Partisan legislators across the country have been busy manipulating district lines to bolster their party's chances of controlling the House next year, according to analysis of maps by the Princeton Gerrymandering Project and RepresentUs.

By the numbers: Nineteen states have now finished the redistricting process, and Georgia, New Mexico and Virginia are awaiting only a final signature on their plans. The Redistricting Report Card project has released grades for seven of these 22 maps. Five received an F.

Scoop: Stephanie Ruhle to replace Brian Williams on MSNBC

Photo: Nathan Congleton/NBCU Photo Bank/NBCUniversal via Getty Images via Getty Images

MSNBC will soon announce plans to move morning anchor Stephanie Ruhle to the 11 pm ET hour that Brian Williams turned into an elite destination, two sources familiar with the move tell Axios.

Details: The 9 am ET hour, currently hosted by Ruhle, will become part of MSNBC's flagship morning show, "Morning Joe," which currently runs from 6 am to 9 am ET.

Oath Keepers leader denied bail on Capitol riot sedition charge

Oath Keepers co-founder Elmer Stewart Rhodes. Photo: Susan Walsh/AP

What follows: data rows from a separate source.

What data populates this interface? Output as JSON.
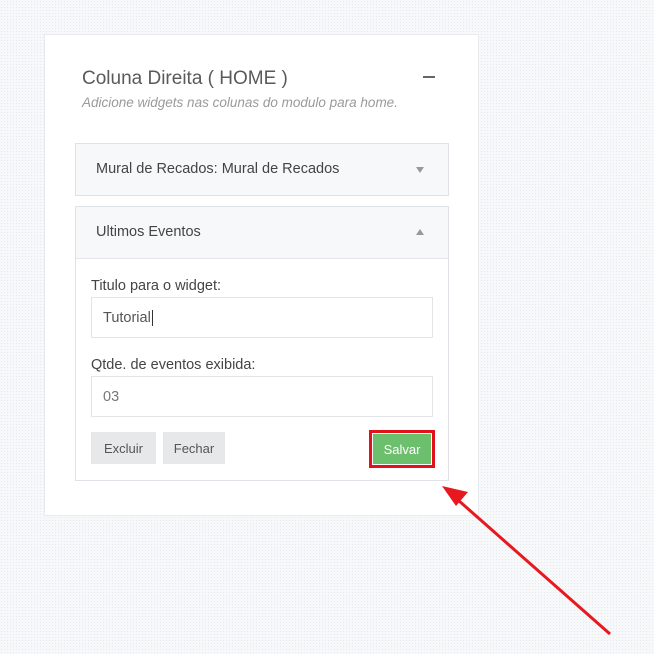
{
  "panel": {
    "title": "Coluna Direita ( HOME )",
    "subtitle": "Adicione widgets nas colunas do modulo para home."
  },
  "widgets": [
    {
      "title": "Mural de Recados: Mural de Recados",
      "state": "collapsed"
    },
    {
      "title": "Ultimos Eventos",
      "state": "expanded",
      "fields": {
        "title_label": "Titulo para o widget:",
        "title_value": "Tutorial",
        "count_label": "Qtde. de eventos exibida:",
        "count_value": "03"
      },
      "buttons": {
        "delete": "Excluir",
        "close": "Fechar",
        "save": "Salvar"
      }
    }
  ],
  "colors": {
    "save_button": "#6cbf6c",
    "highlight": "#e0131c"
  },
  "icons": {
    "collapse": "minus-icon",
    "collapsed_caret": "caret-down-icon",
    "expanded_caret": "caret-up-icon",
    "annotation": "red-arrow"
  }
}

A federal judge ordered Oath Keepers leader Stewart Rhodes to remain jailed Wednesday until trial on charges stemming from the Capitol riot.

Why it matters: The judge said the most prominent far-right figure charged in the Jan. 6, 2021, insurrection had access to weapons and his alleged "continued advocacy for violence against the federal government" gave credence to prosecutors' view that, if released, Rhodes could endanger others.